● **Task to complete**
Go through the data line by line. Copy each one holding the string "this".
****************************************
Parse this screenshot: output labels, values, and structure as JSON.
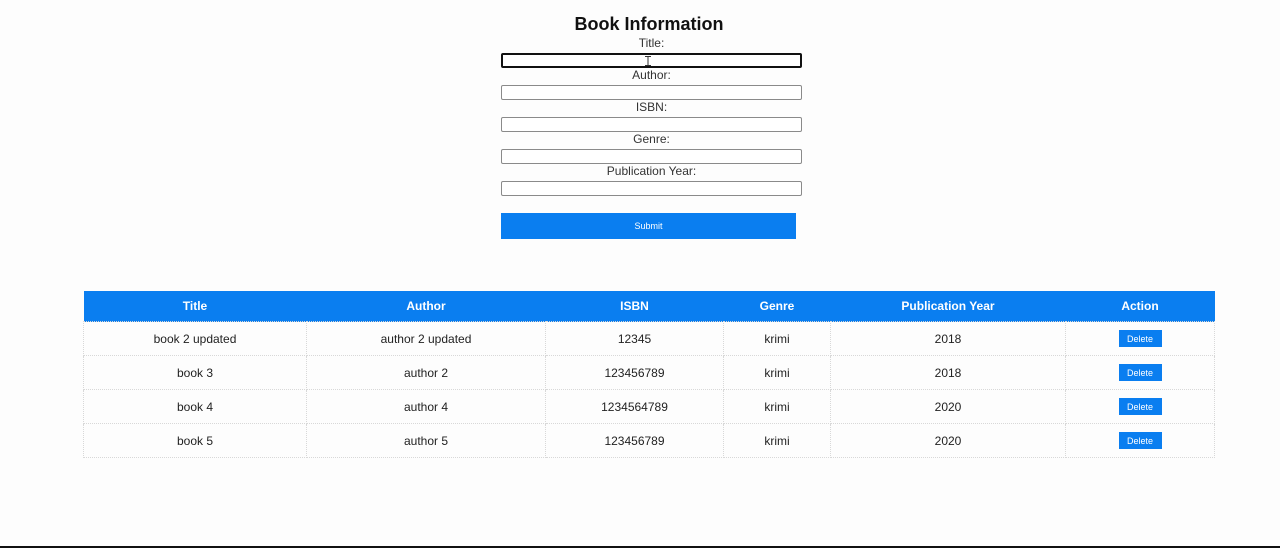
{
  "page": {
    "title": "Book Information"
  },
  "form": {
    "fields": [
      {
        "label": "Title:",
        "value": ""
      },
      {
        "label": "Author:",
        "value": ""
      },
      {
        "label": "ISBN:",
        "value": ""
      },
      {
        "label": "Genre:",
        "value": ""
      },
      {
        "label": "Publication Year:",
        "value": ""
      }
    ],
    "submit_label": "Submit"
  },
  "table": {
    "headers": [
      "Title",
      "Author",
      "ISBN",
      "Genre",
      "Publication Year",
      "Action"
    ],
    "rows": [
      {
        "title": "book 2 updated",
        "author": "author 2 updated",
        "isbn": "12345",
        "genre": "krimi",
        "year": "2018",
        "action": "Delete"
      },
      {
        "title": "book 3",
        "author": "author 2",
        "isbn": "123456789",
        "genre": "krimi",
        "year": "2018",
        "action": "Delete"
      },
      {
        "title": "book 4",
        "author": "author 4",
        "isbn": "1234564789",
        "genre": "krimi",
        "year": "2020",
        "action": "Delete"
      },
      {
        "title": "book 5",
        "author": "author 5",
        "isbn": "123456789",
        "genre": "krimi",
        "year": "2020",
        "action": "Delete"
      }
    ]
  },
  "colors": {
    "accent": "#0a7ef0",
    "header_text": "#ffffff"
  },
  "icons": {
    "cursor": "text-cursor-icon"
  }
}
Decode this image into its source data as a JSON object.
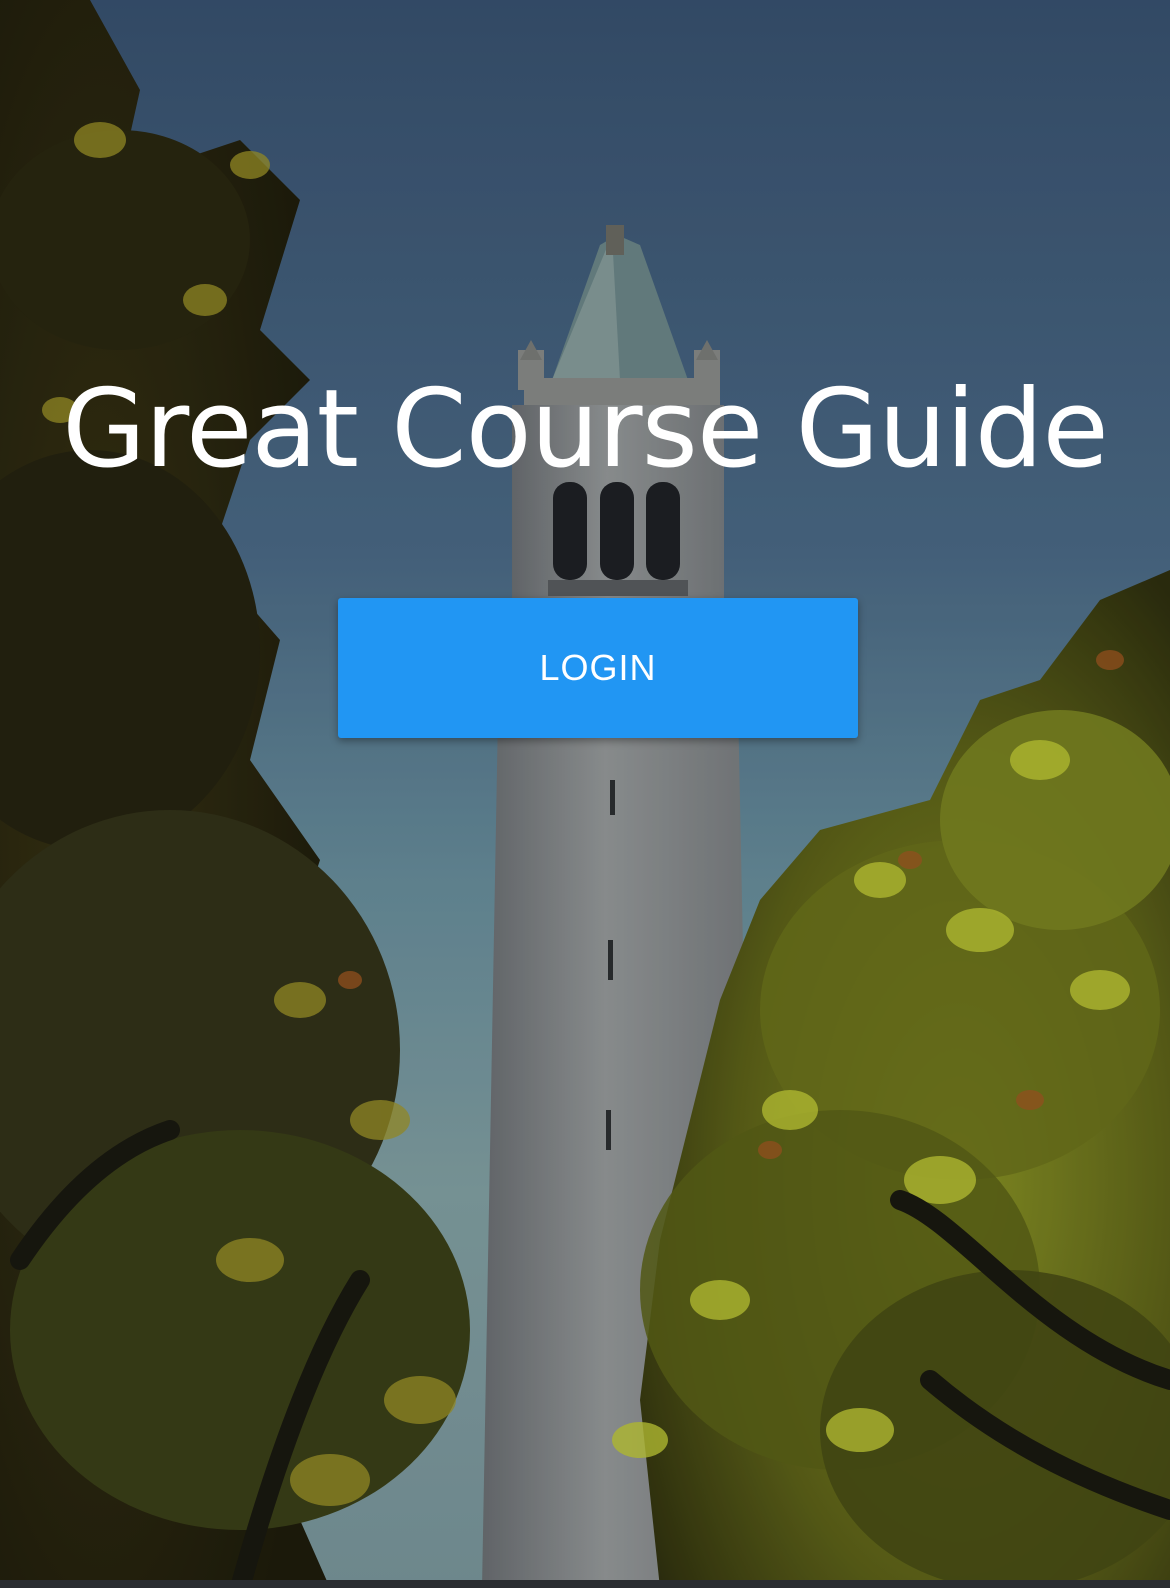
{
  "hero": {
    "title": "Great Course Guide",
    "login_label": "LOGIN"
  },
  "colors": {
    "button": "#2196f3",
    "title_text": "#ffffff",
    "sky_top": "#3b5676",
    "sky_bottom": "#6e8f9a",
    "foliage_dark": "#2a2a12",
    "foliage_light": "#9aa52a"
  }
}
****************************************
● **Problem solution**
Parse this screenshot: output labels, values, and structure as JSON.
Decode this image into its source data as a JSON object.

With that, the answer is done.